"You all remember 2006 and 2008," he said, referring to elections in which his party lost big. "Now the American people are giving us another opportunity. Let's not blow it."
Introducing Steele, S.C. GOP Chair Karen Floyd cheered his support for the tea party.
"He has embraced the tea party like none other," she said. "He understands ...that this is a grass-roots movement."
After Steele touted S.C. gubernatorial candidate Nikki Haley, 5th District candidate Mick Mulvaney and other GOP candidates, he singled out S.C. Republican U.S. Sen. Jim DeMint.
DeMint, along with former Alaska Gov. Sarah Palin, was one of few prominent Republicans to back Christine O'Donnell, the tea party favorite who this week upset a veteran GOP congressman for the Senate nomination in Delaware.
"I thank Jim DeMint for standing with Christine O'Donnell," Steele said to cheers.
Polls have suggested that her nomination may give the otherwise winnable seat to Democrats.
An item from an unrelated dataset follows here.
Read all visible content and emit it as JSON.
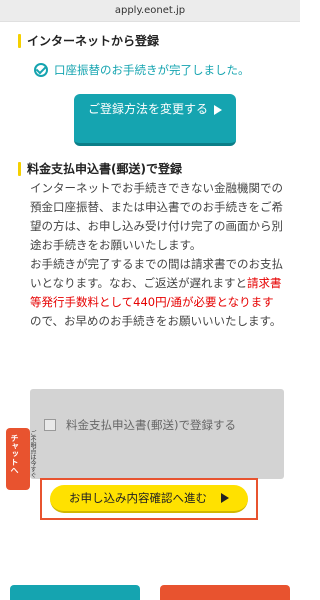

Even President Bush's former adviser Karl Rove - before apparently changing his mind - accused O'Donnell of saying "nutty things" and said she'll make it hard for the party to win the seat.
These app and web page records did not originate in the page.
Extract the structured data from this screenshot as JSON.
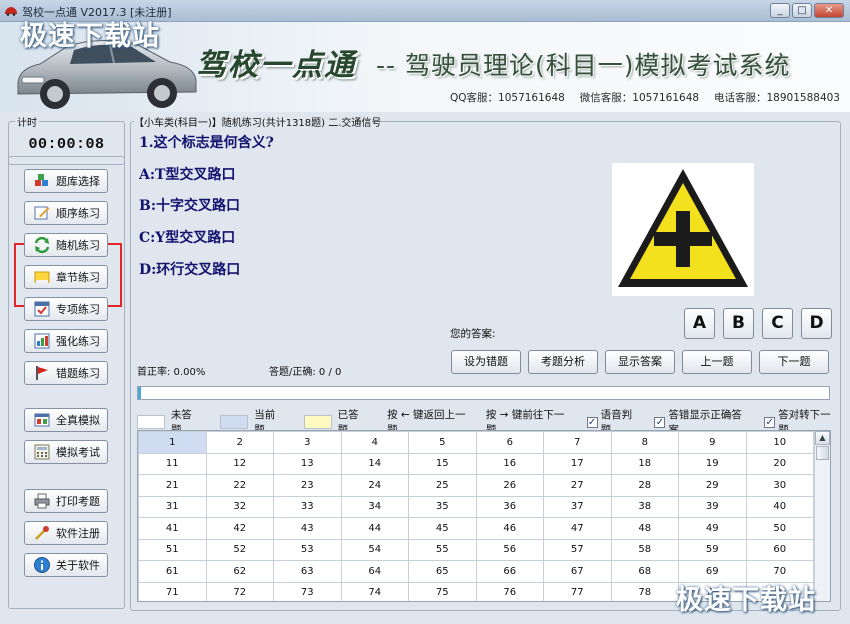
{
  "window": {
    "title": "驾校一点通 V2017.3 [未注册]"
  },
  "header": {
    "logo": "驾校一点通",
    "subtitle": "-- 驾驶员理论(科目一)模拟考试系统",
    "contacts": [
      "QQ客服：1057161648",
      "微信客服：1057161648",
      "电话客服：18901588403"
    ]
  },
  "watermark": "极速下载站",
  "timer": {
    "label": "计时",
    "value": "00:00:08"
  },
  "nav": [
    {
      "label": "题库选择",
      "icon": "database-icon"
    },
    {
      "label": "顺序练习",
      "icon": "edit-icon"
    },
    {
      "label": "随机练习",
      "icon": "shuffle-icon"
    },
    {
      "label": "章节练习",
      "icon": "note-icon"
    },
    {
      "label": "专项练习",
      "icon": "checklist-icon"
    },
    {
      "label": "强化练习",
      "icon": "bar-chart-icon"
    },
    {
      "label": "错题练习",
      "icon": "flag-icon"
    },
    {
      "label": "全真模拟",
      "icon": "window-icon"
    },
    {
      "label": "模拟考试",
      "icon": "calculator-icon"
    },
    {
      "label": "打印考题",
      "icon": "printer-icon"
    },
    {
      "label": "软件注册",
      "icon": "key-icon"
    },
    {
      "label": "关于软件",
      "icon": "info-icon"
    }
  ],
  "breadcrumb": "【小车类(科目一)】随机练习(共计1318题) 二.交通信号",
  "question": {
    "text": "1.这个标志是何含义?",
    "options": [
      "A:T型交叉路口",
      "B:十字交叉路口",
      "C:Y型交叉路口",
      "D:环行交叉路口"
    ],
    "sign_icon": "crossroad-warning-sign"
  },
  "answer": {
    "label": "您的答案:",
    "buttons": [
      "A",
      "B",
      "C",
      "D"
    ]
  },
  "stats": {
    "accuracy": "首正率: 0.00%",
    "progress": "答题/正确: 0 / 0"
  },
  "actions": [
    "设为错题",
    "考题分析",
    "显示答案",
    "上一题",
    "下一题"
  ],
  "progress_fraction": 0.004,
  "legend": {
    "unanswered": "未答题",
    "current": "当前题",
    "answered": "已答题",
    "hint_prev": "按 ← 键返回上一题",
    "hint_next": "按 → 键前往下一题",
    "colors": {
      "unanswered": "#ffffff",
      "current": "#cfdcf1",
      "answered": "#fffac0"
    }
  },
  "options": [
    {
      "label": "语音判题",
      "checked": true
    },
    {
      "label": "答错显示正确答案",
      "checked": true
    },
    {
      "label": "答对转下一题",
      "checked": true
    }
  ],
  "grid_rows": [
    [
      "1",
      "2",
      "3",
      "4",
      "5",
      "6",
      "7",
      "8",
      "9",
      "10"
    ],
    [
      "11",
      "12",
      "13",
      "14",
      "15",
      "16",
      "17",
      "18",
      "19",
      "20"
    ],
    [
      "21",
      "22",
      "23",
      "24",
      "25",
      "26",
      "27",
      "28",
      "29",
      "30"
    ],
    [
      "31",
      "32",
      "33",
      "34",
      "35",
      "36",
      "37",
      "38",
      "39",
      "40"
    ],
    [
      "41",
      "42",
      "43",
      "44",
      "45",
      "46",
      "47",
      "48",
      "49",
      "50"
    ],
    [
      "51",
      "52",
      "53",
      "54",
      "55",
      "56",
      "57",
      "58",
      "59",
      "60"
    ],
    [
      "61",
      "62",
      "63",
      "64",
      "65",
      "66",
      "67",
      "68",
      "69",
      "70"
    ],
    [
      "71",
      "72",
      "73",
      "74",
      "75",
      "76",
      "77",
      "78",
      "79",
      "80"
    ]
  ],
  "current_question": "1"
}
Joe Thompson, head of the S.C. District 5 Patriots, applauded by Floyd and Steele, said he expects any party rifts to heal.
"I think cooler heads will prevail," he said. "They know what they've got to do to make a difference, and that is beat the Democrats."
But S.C. Democratic Chair Carol Fowler said Steele is trying "to put the best face" on a genuine split within his party, if not in South Carolina, then elsewhere.
"It appears to me that his party in many places is pretty badly split," she said. "I guess he has to be the referee and he's trying to put the best face on it. But there are Republicans who are fighting each other much harder than they are Democrats."
Winthrop University political scientist Scott Huffmon said while there may be peace in the S.C. GOP for the moment, divisions exist. Last month GOP Sen. Lindsey Graham was censured by the Greenville GOP executive committee. The maverick Republican has also been censured by GOP party committees in Lexington and Charleston counties.
While Steele's mention of DeMint drew cheers, his shout-out to Graham was met with awkward silence.
"If you can figure out how to keep the family together over the Thanksgiving table in South Carolina, you can do it anywhere," said Huffmon.